His hundred, his second in consecutive first-class innings dating back to the Nagpur Test, came in the final half an hour of the day when he cover-drove his 13th boundary, to bring hearty applause from a small group of England supporters on the grass banks. He then expressed himself with a string of crisp fours. After his problems early on the India tour, with the distraction of waiting for the birth of his child, he now looks a batsman at ease again.
The five frontline bowlers in the opposition have all played for New Zealand at international level and the seam bowling in particular kept England on their toes. Nick Compton and Kevin Pietersen, two of the players who have joined for the Test leg, fell in the morning session during which there was movement for the pacemen on a well-grassed surface.
It may well be a sign of things to come. Like in England there can often be some early help, but as the ball grew softer and the day warmer, batting became easier. At times the main issue for the batsmen was a plane landing at the neighbouring airport. The opportunities for that perfect picture were plentiful.
By opening with Compton, England confirmed that there will not be any changes to the top seven on duty for the Test series. They also rested James Anderson and Steven Finn, leaving Stuart Broad and Graham Onions to compete for the final spot in the bowling line-up. That will be the interest for day two.

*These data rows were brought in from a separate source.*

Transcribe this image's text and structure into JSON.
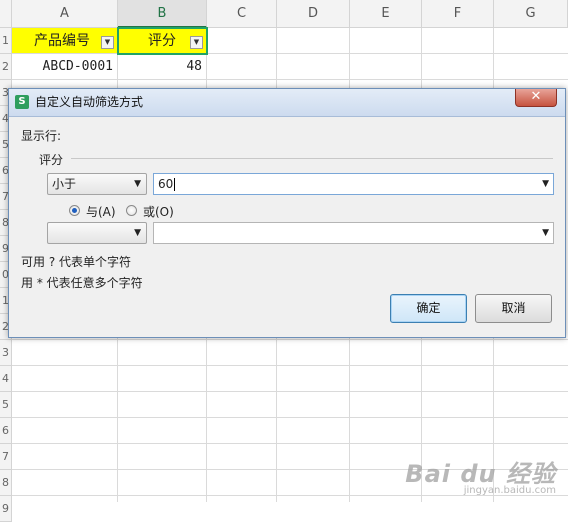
{
  "sheet": {
    "columns": [
      "A",
      "B",
      "C",
      "D",
      "E",
      "F",
      "G"
    ],
    "rows": [
      "1",
      "2",
      "3",
      "4",
      "5",
      "6",
      "7",
      "8",
      "9",
      "0",
      "1",
      "2",
      "3",
      "4",
      "5",
      "6",
      "7",
      "8",
      "9"
    ],
    "header_cells": {
      "a1": "产品编号",
      "b1": "评分"
    },
    "data_cells": {
      "a2": "ABCD-0001",
      "b2": "48"
    },
    "filter_button_glyph": "▼",
    "colors": {
      "header_fill": "#ffff00",
      "selection": "#21a366"
    }
  },
  "dialog": {
    "title": "自定义自动筛选方式",
    "app_icon_letter": "S",
    "close_glyph": "✕",
    "show_rows_label": "显示行:",
    "field_label": "评分",
    "condition1": {
      "operator": "小于",
      "value": "60"
    },
    "connector": {
      "and_label": "与(A)",
      "or_label": "或(O)",
      "selected": "and"
    },
    "condition2": {
      "operator": "",
      "value": ""
    },
    "hint1": "可用 ? 代表单个字符",
    "hint2": "用 * 代表任意多个字符",
    "ok_label": "确定",
    "cancel_label": "取消",
    "dropdown_glyph": "▼"
  },
  "watermark": {
    "main": "Bai du 经验",
    "sub": "jingyan.baidu.com"
  }
}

Compton's 21 continued the trend from India where early hard work was not built into a more substantial innings. Although on this occasion, he received a decent delivery from Neesham, a nippy medium-pacer, which bounced from a length.

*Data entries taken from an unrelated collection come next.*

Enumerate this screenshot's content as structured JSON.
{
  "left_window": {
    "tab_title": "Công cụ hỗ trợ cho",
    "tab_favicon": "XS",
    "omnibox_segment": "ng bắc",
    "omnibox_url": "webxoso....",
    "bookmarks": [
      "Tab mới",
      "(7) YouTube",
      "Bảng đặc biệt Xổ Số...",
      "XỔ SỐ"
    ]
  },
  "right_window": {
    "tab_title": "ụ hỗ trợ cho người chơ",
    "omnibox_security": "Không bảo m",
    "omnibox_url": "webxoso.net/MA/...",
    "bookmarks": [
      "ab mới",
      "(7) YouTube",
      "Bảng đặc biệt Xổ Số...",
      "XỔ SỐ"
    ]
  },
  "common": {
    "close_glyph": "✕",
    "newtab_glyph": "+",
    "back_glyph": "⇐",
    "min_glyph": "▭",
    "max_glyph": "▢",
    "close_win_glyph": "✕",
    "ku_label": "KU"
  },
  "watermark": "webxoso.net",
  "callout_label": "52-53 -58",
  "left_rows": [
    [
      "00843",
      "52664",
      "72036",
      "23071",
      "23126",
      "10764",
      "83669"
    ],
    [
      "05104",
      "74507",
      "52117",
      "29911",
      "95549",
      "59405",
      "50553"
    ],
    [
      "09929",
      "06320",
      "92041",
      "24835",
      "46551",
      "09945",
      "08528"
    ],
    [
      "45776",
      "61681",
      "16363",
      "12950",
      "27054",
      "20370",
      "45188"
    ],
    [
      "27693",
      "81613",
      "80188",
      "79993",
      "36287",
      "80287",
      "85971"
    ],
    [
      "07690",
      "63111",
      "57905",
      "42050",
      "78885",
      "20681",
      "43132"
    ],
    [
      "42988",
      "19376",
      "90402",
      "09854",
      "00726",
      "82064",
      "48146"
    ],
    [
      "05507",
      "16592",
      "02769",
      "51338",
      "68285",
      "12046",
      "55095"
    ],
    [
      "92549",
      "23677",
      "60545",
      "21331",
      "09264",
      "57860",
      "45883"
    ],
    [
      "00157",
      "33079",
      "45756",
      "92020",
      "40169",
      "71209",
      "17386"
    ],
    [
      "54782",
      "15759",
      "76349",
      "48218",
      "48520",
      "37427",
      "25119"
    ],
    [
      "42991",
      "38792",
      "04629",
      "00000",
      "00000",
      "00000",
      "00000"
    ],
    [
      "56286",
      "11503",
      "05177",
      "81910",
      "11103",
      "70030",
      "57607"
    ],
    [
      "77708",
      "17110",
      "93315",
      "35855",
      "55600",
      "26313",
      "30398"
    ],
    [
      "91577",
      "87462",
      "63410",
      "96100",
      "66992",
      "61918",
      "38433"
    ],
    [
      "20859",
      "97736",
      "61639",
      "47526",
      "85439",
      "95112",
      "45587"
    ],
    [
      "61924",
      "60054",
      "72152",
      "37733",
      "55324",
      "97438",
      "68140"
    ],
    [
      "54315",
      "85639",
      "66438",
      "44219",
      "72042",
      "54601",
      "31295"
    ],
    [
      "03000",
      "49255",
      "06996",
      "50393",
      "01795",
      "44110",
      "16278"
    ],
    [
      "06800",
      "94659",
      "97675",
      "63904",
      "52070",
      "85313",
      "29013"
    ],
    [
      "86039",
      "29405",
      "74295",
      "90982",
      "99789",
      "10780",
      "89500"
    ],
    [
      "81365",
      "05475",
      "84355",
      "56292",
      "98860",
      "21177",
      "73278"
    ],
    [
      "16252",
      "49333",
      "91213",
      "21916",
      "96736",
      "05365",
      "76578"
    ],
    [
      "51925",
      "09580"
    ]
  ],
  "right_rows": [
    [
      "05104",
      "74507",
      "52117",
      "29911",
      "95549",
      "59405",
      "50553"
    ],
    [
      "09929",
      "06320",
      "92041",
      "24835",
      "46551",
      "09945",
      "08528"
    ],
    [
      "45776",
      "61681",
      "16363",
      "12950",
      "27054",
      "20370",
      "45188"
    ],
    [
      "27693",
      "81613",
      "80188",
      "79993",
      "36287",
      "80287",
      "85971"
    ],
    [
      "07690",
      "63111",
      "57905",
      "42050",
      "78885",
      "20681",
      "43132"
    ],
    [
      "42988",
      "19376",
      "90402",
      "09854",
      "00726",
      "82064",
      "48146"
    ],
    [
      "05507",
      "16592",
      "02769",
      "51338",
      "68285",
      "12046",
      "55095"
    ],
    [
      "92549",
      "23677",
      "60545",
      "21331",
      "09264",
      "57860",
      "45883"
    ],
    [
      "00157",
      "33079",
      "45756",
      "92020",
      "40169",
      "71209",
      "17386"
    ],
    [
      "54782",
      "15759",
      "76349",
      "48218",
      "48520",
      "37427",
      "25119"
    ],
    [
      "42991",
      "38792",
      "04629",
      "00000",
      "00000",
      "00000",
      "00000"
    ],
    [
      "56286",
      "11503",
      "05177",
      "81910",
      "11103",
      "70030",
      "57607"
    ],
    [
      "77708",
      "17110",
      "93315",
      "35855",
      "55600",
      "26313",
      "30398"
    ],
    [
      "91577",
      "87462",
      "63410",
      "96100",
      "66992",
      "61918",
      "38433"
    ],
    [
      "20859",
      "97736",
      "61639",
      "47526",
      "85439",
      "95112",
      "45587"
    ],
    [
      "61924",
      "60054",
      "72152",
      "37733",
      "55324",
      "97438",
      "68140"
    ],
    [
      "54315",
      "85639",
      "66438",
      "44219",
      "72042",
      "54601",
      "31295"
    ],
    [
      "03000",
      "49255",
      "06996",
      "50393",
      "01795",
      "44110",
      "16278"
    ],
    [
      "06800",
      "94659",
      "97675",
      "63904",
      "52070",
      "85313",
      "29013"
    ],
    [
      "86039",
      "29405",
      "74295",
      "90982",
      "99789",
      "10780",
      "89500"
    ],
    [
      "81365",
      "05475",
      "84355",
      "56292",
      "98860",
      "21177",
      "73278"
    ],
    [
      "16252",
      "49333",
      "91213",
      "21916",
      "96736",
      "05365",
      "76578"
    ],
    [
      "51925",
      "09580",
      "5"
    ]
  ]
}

Jonathan Trott played a loose drive to be caught behind and Neesham's productive morning continued when he had Pietersen athletically caught by Hamish Rutherford, who grasped a sharp chance above his head. It had been a skittish innings from Pietersen, who did not middle much during his 36-ball stay, but he does not put much stock behind warm-up innings.
Alastair Cook fought through the tricky first session, picking off loose deliveries with trademark authority, but after lunch was given a life on 56 when Neil Broom spilled a chance at second slip when the ball burst through his hands, struck his forehead and left him with mild concussion and sizable lump. However, Cook could not build on the let-off and edged a cut against Neil Wagner.
Progress slowed as Bell and Joe Root took a cautious approach. Root had 4 off 27 balls before lifting the tempo, showing once again that he can shift comfortably between the formats. By tea he had almost caught up with Bell. The partnership was 97 when Root played inside the line against Carl Cachopa, who has a reputation for a golden-arm in domestic cricket, and lost his off stump.
Matt Prior was bustling from the moment he arrived, getting his first boundary with a sweet clip through midwicket, and scored at a run-a-ball during his stay. It was the most fluent batting by the new arrivals and the type of innings he so frequently produces until he lent back on a cut shot and picked out point to hand Neesham his fourth.
From New Zealand's perspective, this match was meant to be between two bowlers - Wagner and Mark Gillespie - with a spot in the Test squad up for grabs, but both were outshone by Neesham, although he is unlikely to be in Test consideration. Wagner, though, picked up his second wicket when Chris Woakes got a leading edge to mid-on as Gillespie remained wicketless and expensive, although he was convinced he had Bell caught behind late in the day.
Andrew McGlashan is an assistant editor at ESPNcricinfo